Provided records section start
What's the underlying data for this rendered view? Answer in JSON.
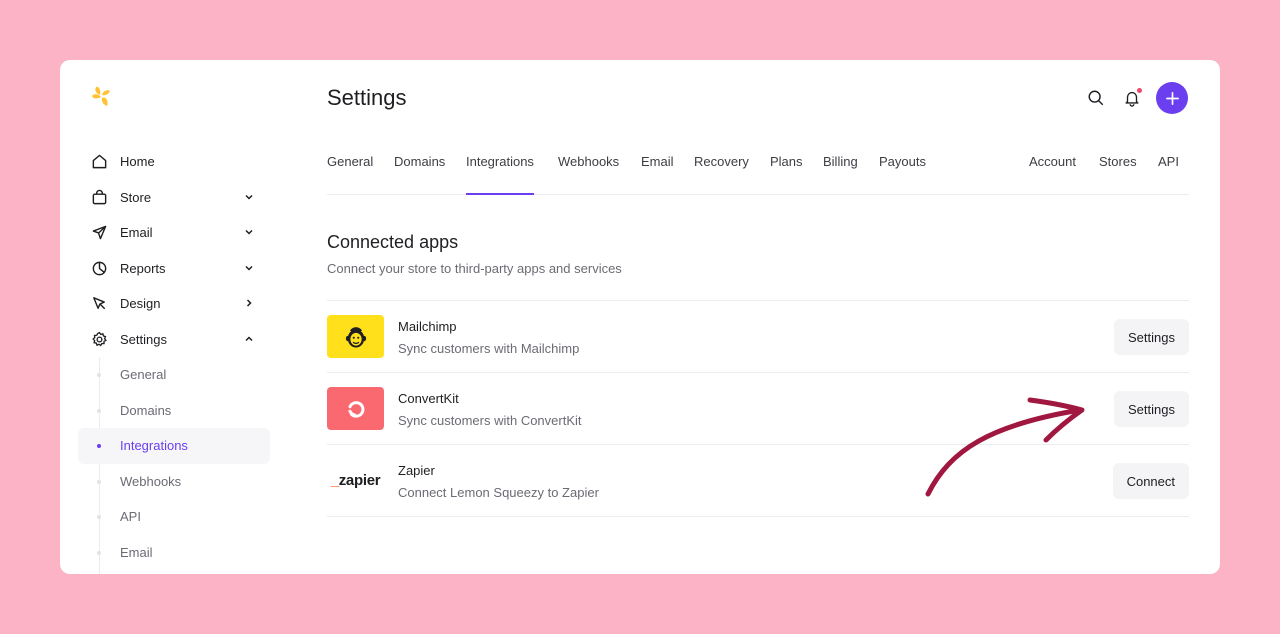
{
  "header": {
    "title": "Settings"
  },
  "sidebar": {
    "items": [
      {
        "label": "Home",
        "icon": "home-icon",
        "chevron": ""
      },
      {
        "label": "Store",
        "icon": "bag-icon",
        "chevron": "down"
      },
      {
        "label": "Email",
        "icon": "send-icon",
        "chevron": "down"
      },
      {
        "label": "Reports",
        "icon": "pie-chart-icon",
        "chevron": "down"
      },
      {
        "label": "Design",
        "icon": "cursor-icon",
        "chevron": "right"
      },
      {
        "label": "Settings",
        "icon": "gear-icon",
        "chevron": "up"
      }
    ],
    "sub_items": [
      {
        "label": "General",
        "active": false
      },
      {
        "label": "Domains",
        "active": false
      },
      {
        "label": "Integrations",
        "active": true
      },
      {
        "label": "Webhooks",
        "active": false
      },
      {
        "label": "API",
        "active": false
      },
      {
        "label": "Email",
        "active": false
      }
    ]
  },
  "tabs": {
    "main": [
      "General",
      "Domains",
      "Integrations",
      "Webhooks",
      "Email",
      "Recovery",
      "Plans",
      "Billing",
      "Payouts"
    ],
    "right": [
      "Account",
      "Stores",
      "API"
    ],
    "active": "Integrations"
  },
  "section": {
    "title": "Connected apps",
    "subtitle": "Connect your store to third-party apps and services"
  },
  "apps": [
    {
      "name": "Mailchimp",
      "description": "Sync customers with Mailchimp",
      "button": "Settings",
      "color": "#ffe01b"
    },
    {
      "name": "ConvertKit",
      "description": "Sync customers with ConvertKit",
      "button": "Settings",
      "color": "#fb6970"
    },
    {
      "name": "Zapier",
      "description": "Connect Lemon Squeezy to Zapier",
      "button": "Connect",
      "logo_text": "zapier"
    }
  ],
  "colors": {
    "background": "#fbb3c5",
    "accent": "#6b3ff0",
    "arrow": "#a01840",
    "notification": "#f0476a"
  }
}
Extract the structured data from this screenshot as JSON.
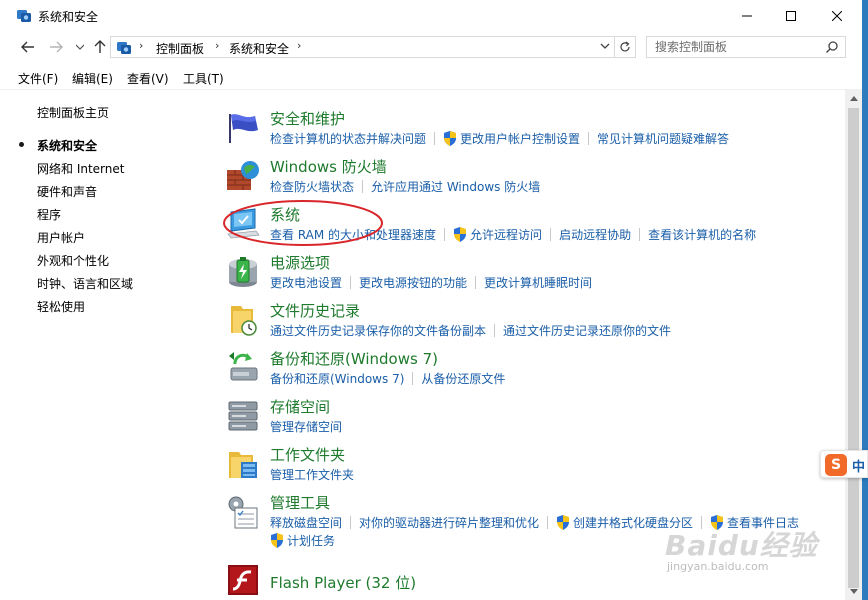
{
  "window": {
    "title": "系统和安全"
  },
  "address_bar": {
    "crumbs": [
      "控制面板",
      "系统和安全"
    ],
    "search_placeholder": "搜索控制面板"
  },
  "menu": [
    "文件(F)",
    "编辑(E)",
    "查看(V)",
    "工具(T)"
  ],
  "sidebar": {
    "items": [
      {
        "label": "控制面板主页"
      },
      {
        "label": "系统和安全",
        "current": true
      },
      {
        "label": "网络和 Internet"
      },
      {
        "label": "硬件和声音"
      },
      {
        "label": "程序"
      },
      {
        "label": "用户帐户"
      },
      {
        "label": "外观和个性化"
      },
      {
        "label": "时钟、语言和区域"
      },
      {
        "label": "轻松使用"
      }
    ]
  },
  "categories": [
    {
      "title": "安全和维护",
      "icon": "security-flag-icon",
      "links": [
        {
          "label": "检查计算机的状态并解决问题"
        },
        {
          "label": "更改用户帐户控制设置",
          "shield": true
        },
        {
          "label": "常见计算机问题疑难解答"
        }
      ]
    },
    {
      "title": "Windows 防火墙",
      "icon": "firewall-icon",
      "links": [
        {
          "label": "检查防火墙状态"
        },
        {
          "label": "允许应用通过 Windows 防火墙"
        }
      ]
    },
    {
      "title": "系统",
      "icon": "system-computer-icon",
      "links": [
        {
          "label": "查看 RAM 的大小和处理器速度"
        },
        {
          "label": "允许远程访问",
          "shield": true
        },
        {
          "label": "启动远程协助"
        },
        {
          "label": "查看该计算机的名称"
        }
      ]
    },
    {
      "title": "电源选项",
      "icon": "power-battery-icon",
      "links": [
        {
          "label": "更改电池设置"
        },
        {
          "label": "更改电源按钮的功能"
        },
        {
          "label": "更改计算机睡眠时间"
        }
      ]
    },
    {
      "title": "文件历史记录",
      "icon": "file-history-icon",
      "links": [
        {
          "label": "通过文件历史记录保存你的文件备份副本"
        },
        {
          "label": "通过文件历史记录还原你的文件"
        }
      ]
    },
    {
      "title": "备份和还原(Windows 7)",
      "icon": "backup-restore-icon",
      "links": [
        {
          "label": "备份和还原(Windows 7)"
        },
        {
          "label": "从备份还原文件"
        }
      ]
    },
    {
      "title": "存储空间",
      "icon": "storage-spaces-icon",
      "links": [
        {
          "label": "管理存储空间"
        }
      ]
    },
    {
      "title": "工作文件夹",
      "icon": "work-folders-icon",
      "links": [
        {
          "label": "管理工作文件夹"
        }
      ]
    },
    {
      "title": "管理工具",
      "icon": "admin-tools-icon",
      "links": [
        {
          "label": "释放磁盘空间"
        },
        {
          "label": "对你的驱动器进行碎片整理和优化"
        },
        {
          "label": "创建并格式化硬盘分区",
          "shield": true
        },
        {
          "label": "查看事件日志",
          "shield": true
        }
      ],
      "links_row2": [
        {
          "label": "计划任务",
          "shield": true
        }
      ]
    },
    {
      "title": "Flash Player (32 位)",
      "icon": "flash-player-icon",
      "links": []
    }
  ],
  "ime": {
    "logo": "S",
    "mode": "中"
  },
  "watermark": {
    "main": "Baidu经验",
    "url": "jingyan.baidu.com"
  },
  "colors": {
    "category_title": "#1e7a2c",
    "link": "#1a5ea8",
    "highlight_ring": "#d9262b"
  }
}
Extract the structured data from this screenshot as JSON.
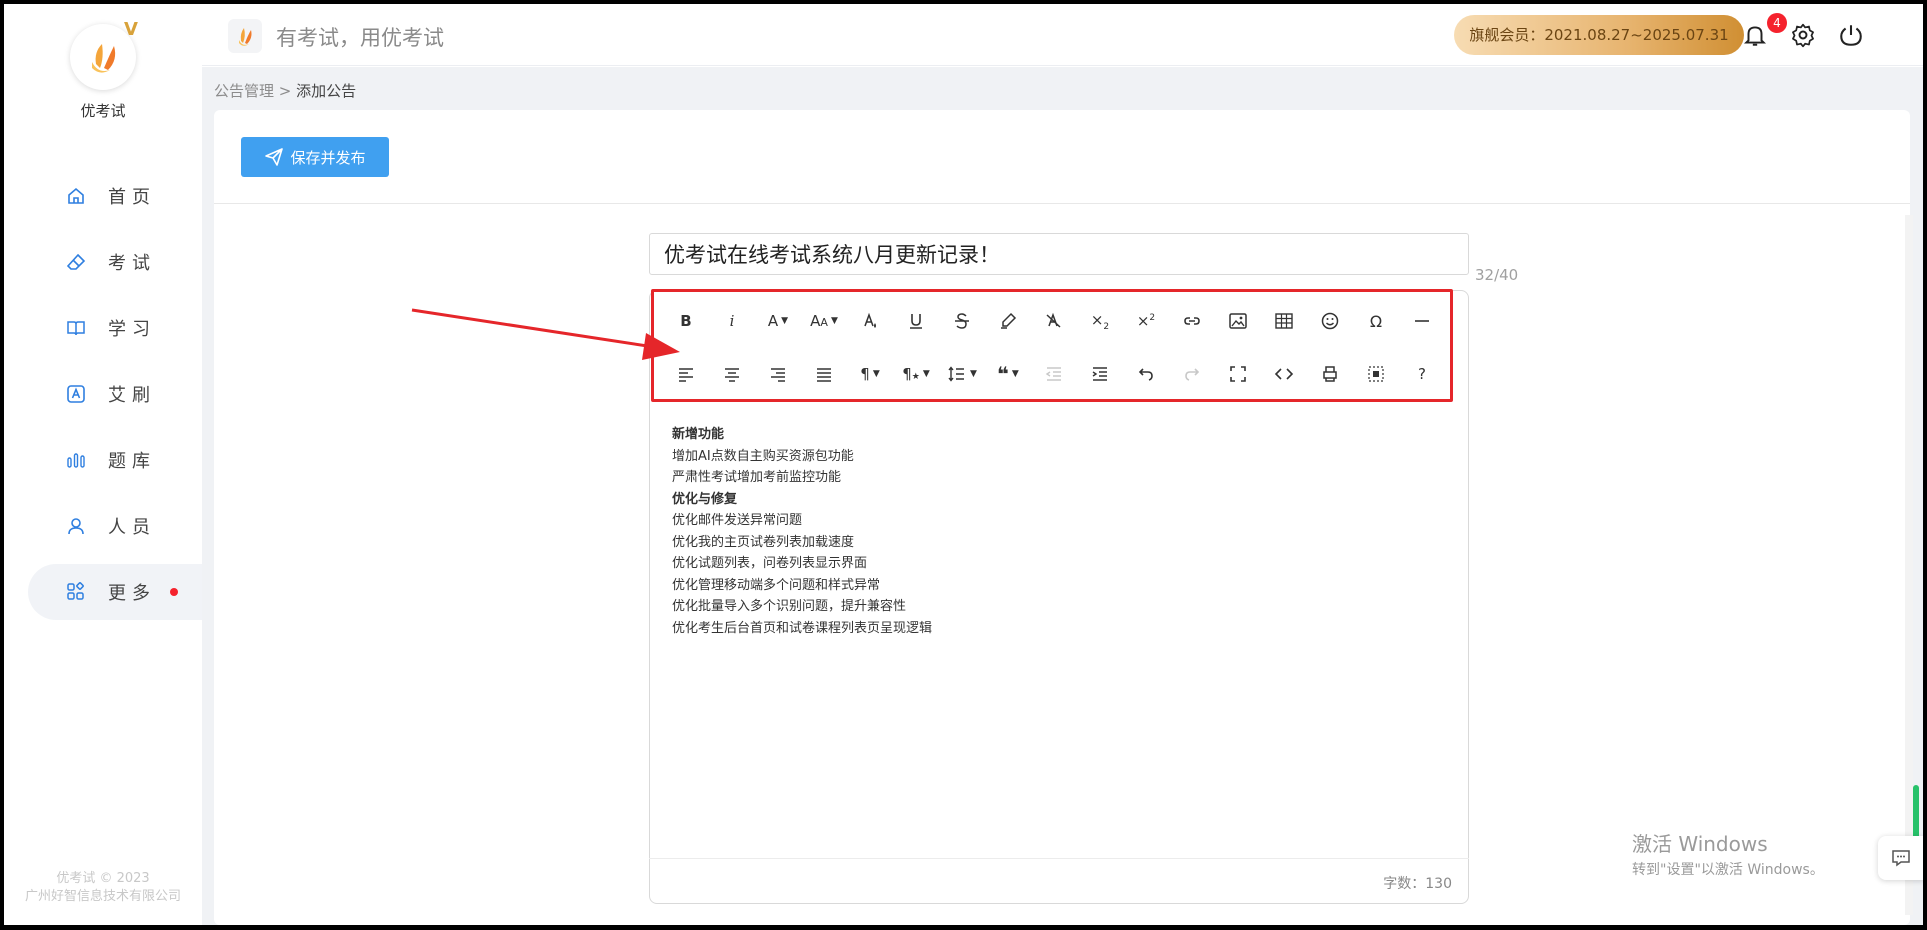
{
  "sidebar": {
    "brand": "优考试",
    "items": [
      {
        "label": "首页",
        "icon": "home-icon"
      },
      {
        "label": "考试",
        "icon": "eraser-icon"
      },
      {
        "label": "学习",
        "icon": "book-icon"
      },
      {
        "label": "艾刷",
        "icon": "letter-a-icon"
      },
      {
        "label": "题库",
        "icon": "bars-icon"
      },
      {
        "label": "人员",
        "icon": "user-icon"
      },
      {
        "label": "更多",
        "icon": "apps-icon",
        "active": true
      }
    ],
    "footer_line1": "优考试 © 2023",
    "footer_line2": "广州好智信息技术有限公司"
  },
  "header": {
    "slogan": "有考试，用优考试",
    "membership": "旗舰会员：2021.08.27~2025.07.31",
    "notification_count": "4"
  },
  "breadcrumb": {
    "parent": "公告管理",
    "separator": " > ",
    "current": "添加公告"
  },
  "toolbar": {
    "publish_label": "保存并发布"
  },
  "editor": {
    "title_value": "优考试在线考试系统八月更新记录！",
    "title_counter": "32/40",
    "word_count": "字数：130",
    "lines": [
      {
        "text": "新增功能",
        "bold": true
      },
      {
        "text": "增加AI点数自主购买资源包功能",
        "bold": false
      },
      {
        "text": "严肃性考试增加考前监控功能",
        "bold": false
      },
      {
        "text": "优化与修复",
        "bold": true
      },
      {
        "text": "优化邮件发送异常问题",
        "bold": false
      },
      {
        "text": "优化我的主页试卷列表加载速度",
        "bold": false
      },
      {
        "text": "优化试题列表，问卷列表显示界面",
        "bold": false
      },
      {
        "text": "优化管理移动端多个问题和样式异常",
        "bold": false
      },
      {
        "text": "优化批量导入多个识别问题，提升兼容性",
        "bold": false
      },
      {
        "text": "优化考生后台首页和试卷课程列表页呈现逻辑",
        "bold": false
      }
    ]
  },
  "watermark": {
    "line1": "激活 Windows",
    "line2": "转到\"设置\"以激活 Windows。"
  },
  "colors": {
    "primary": "#40a0f0",
    "highlight": "#e5262a",
    "badge": "#f5222d"
  }
}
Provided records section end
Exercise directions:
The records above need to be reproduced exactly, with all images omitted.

Your solution:
What's the underlying data for this rendered view? Answer in JSON.
{
  "header": {
    "title": "Settings"
  },
  "sidebar": {
    "items": [
      {
        "label": "Home",
        "icon": "home-icon",
        "chevron": ""
      },
      {
        "label": "Store",
        "icon": "bag-icon",
        "chevron": "down"
      },
      {
        "label": "Email",
        "icon": "send-icon",
        "chevron": "down"
      },
      {
        "label": "Reports",
        "icon": "pie-chart-icon",
        "chevron": "down"
      },
      {
        "label": "Design",
        "icon": "cursor-icon",
        "chevron": "right"
      },
      {
        "label": "Settings",
        "icon": "gear-icon",
        "chevron": "up"
      }
    ],
    "sub_items": [
      {
        "label": "General",
        "active": false
      },
      {
        "label": "Domains",
        "active": false
      },
      {
        "label": "Integrations",
        "active": true
      },
      {
        "label": "Webhooks",
        "active": false
      },
      {
        "label": "API",
        "active": false
      },
      {
        "label": "Email",
        "active": false
      }
    ]
  },
  "tabs": {
    "main": [
      "General",
      "Domains",
      "Integrations",
      "Webhooks",
      "Email",
      "Recovery",
      "Plans",
      "Billing",
      "Payouts"
    ],
    "right": [
      "Account",
      "Stores",
      "API"
    ],
    "active": "Integrations"
  },
  "section": {
    "title": "Connected apps",
    "subtitle": "Connect your store to third-party apps and services"
  },
  "apps": [
    {
      "name": "Mailchimp",
      "description": "Sync customers with Mailchimp",
      "button": "Settings",
      "color": "#ffe01b"
    },
    {
      "name": "ConvertKit",
      "description": "Sync customers with ConvertKit",
      "button": "Settings",
      "color": "#fb6970"
    },
    {
      "name": "Zapier",
      "description": "Connect Lemon Squeezy to Zapier",
      "button": "Connect",
      "logo_text": "zapier"
    }
  ],
  "colors": {
    "background": "#fbb3c5",
    "accent": "#6b3ff0",
    "arrow": "#a01840",
    "notification": "#f0476a"
  }
}
Extract the structured data from this screenshot as JSON.
{
  "window": {
    "title": "系统和安全"
  },
  "address_bar": {
    "crumbs": [
      "控制面板",
      "系统和安全"
    ],
    "search_placeholder": "搜索控制面板"
  },
  "menu": [
    "文件(F)",
    "编辑(E)",
    "查看(V)",
    "工具(T)"
  ],
  "sidebar": {
    "items": [
      {
        "label": "控制面板主页"
      },
      {
        "label": "系统和安全",
        "current": true
      },
      {
        "label": "网络和 Internet"
      },
      {
        "label": "硬件和声音"
      },
      {
        "label": "程序"
      },
      {
        "label": "用户帐户"
      },
      {
        "label": "外观和个性化"
      },
      {
        "label": "时钟、语言和区域"
      },
      {
        "label": "轻松使用"
      }
    ]
  },
  "categories": [
    {
      "title": "安全和维护",
      "icon": "security-flag-icon",
      "links": [
        {
          "label": "检查计算机的状态并解决问题"
        },
        {
          "label": "更改用户帐户控制设置",
          "shield": true
        },
        {
          "label": "常见计算机问题疑难解答"
        }
      ]
    },
    {
      "title": "Windows 防火墙",
      "icon": "firewall-icon",
      "links": [
        {
          "label": "检查防火墙状态"
        },
        {
          "label": "允许应用通过 Windows 防火墙"
        }
      ]
    },
    {
      "title": "系统",
      "icon": "system-computer-icon",
      "links": [
        {
          "label": "查看 RAM 的大小和处理器速度"
        },
        {
          "label": "允许远程访问",
          "shield": true
        },
        {
          "label": "启动远程协助"
        },
        {
          "label": "查看该计算机的名称"
        }
      ]
    },
    {
      "title": "电源选项",
      "icon": "power-battery-icon",
      "links": [
        {
          "label": "更改电池设置"
        },
        {
          "label": "更改电源按钮的功能"
        },
        {
          "label": "更改计算机睡眠时间"
        }
      ]
    },
    {
      "title": "文件历史记录",
      "icon": "file-history-icon",
      "links": [
        {
          "label": "通过文件历史记录保存你的文件备份副本"
        },
        {
          "label": "通过文件历史记录还原你的文件"
        }
      ]
    },
    {
      "title": "备份和还原(Windows 7)",
      "icon": "backup-restore-icon",
      "links": [
        {
          "label": "备份和还原(Windows 7)"
        },
        {
          "label": "从备份还原文件"
        }
      ]
    },
    {
      "title": "存储空间",
      "icon": "storage-spaces-icon",
      "links": [
        {
          "label": "管理存储空间"
        }
      ]
    },
    {
      "title": "工作文件夹",
      "icon": "work-folders-icon",
      "links": [
        {
          "label": "管理工作文件夹"
        }
      ]
    },
    {
      "title": "管理工具",
      "icon": "admin-tools-icon",
      "links": [
        {
          "label": "释放磁盘空间"
        },
        {
          "label": "对你的驱动器进行碎片整理和优化"
        },
        {
          "label": "创建并格式化硬盘分区",
          "shield": true
        },
        {
          "label": "查看事件日志",
          "shield": true
        }
      ],
      "links_row2": [
        {
          "label": "计划任务",
          "shield": true
        }
      ]
    },
    {
      "title": "Flash Player (32 位)",
      "icon": "flash-player-icon",
      "links": []
    }
  ],
  "ime": {
    "logo": "S",
    "mode": "中"
  },
  "watermark": {
    "main": "Baidu经验",
    "url": "jingyan.baidu.com"
  },
  "colors": {
    "category_title": "#1e7a2c",
    "link": "#1a5ea8",
    "highlight_ring": "#d9262b"
  }
}
Extract the structured data from this screenshot as JSON.
{
  "sidebar": {
    "brand": "优考试",
    "items": [
      {
        "label": "首页",
        "icon": "home-icon"
      },
      {
        "label": "考试",
        "icon": "eraser-icon"
      },
      {
        "label": "学习",
        "icon": "book-icon"
      },
      {
        "label": "艾刷",
        "icon": "letter-a-icon"
      },
      {
        "label": "题库",
        "icon": "bars-icon"
      },
      {
        "label": "人员",
        "icon": "user-icon"
      },
      {
        "label": "更多",
        "icon": "apps-icon",
        "active": true
      }
    ],
    "footer_line1": "优考试 © 2023",
    "footer_line2": "广州好智信息技术有限公司"
  },
  "header": {
    "slogan": "有考试，用优考试",
    "membership": "旗舰会员：2021.08.27~2025.07.31",
    "notification_count": "4"
  },
  "breadcrumb": {
    "parent": "公告管理",
    "separator": " > ",
    "current": "添加公告"
  },
  "toolbar": {
    "publish_label": "保存并发布"
  },
  "editor": {
    "title_value": "优考试在线考试系统八月更新记录！",
    "title_counter": "32/40",
    "word_count": "字数：130",
    "lines": [
      {
        "text": "新增功能",
        "bold": true
      },
      {
        "text": "增加AI点数自主购买资源包功能",
        "bold": false
      },
      {
        "text": "严肃性考试增加考前监控功能",
        "bold": false
      },
      {
        "text": "优化与修复",
        "bold": true
      },
      {
        "text": "优化邮件发送异常问题",
        "bold": false
      },
      {
        "text": "优化我的主页试卷列表加载速度",
        "bold": false
      },
      {
        "text": "优化试题列表，问卷列表显示界面",
        "bold": false
      },
      {
        "text": "优化管理移动端多个问题和样式异常",
        "bold": false
      },
      {
        "text": "优化批量导入多个识别问题，提升兼容性",
        "bold": false
      },
      {
        "text": "优化考生后台首页和试卷课程列表页呈现逻辑",
        "bold": false
      }
    ]
  },
  "watermark": {
    "line1": "激活 Windows",
    "line2": "转到\"设置\"以激活 Windows。"
  },
  "colors": {
    "primary": "#40a0f0",
    "highlight": "#e5262a",
    "badge": "#f5222d"
  }
}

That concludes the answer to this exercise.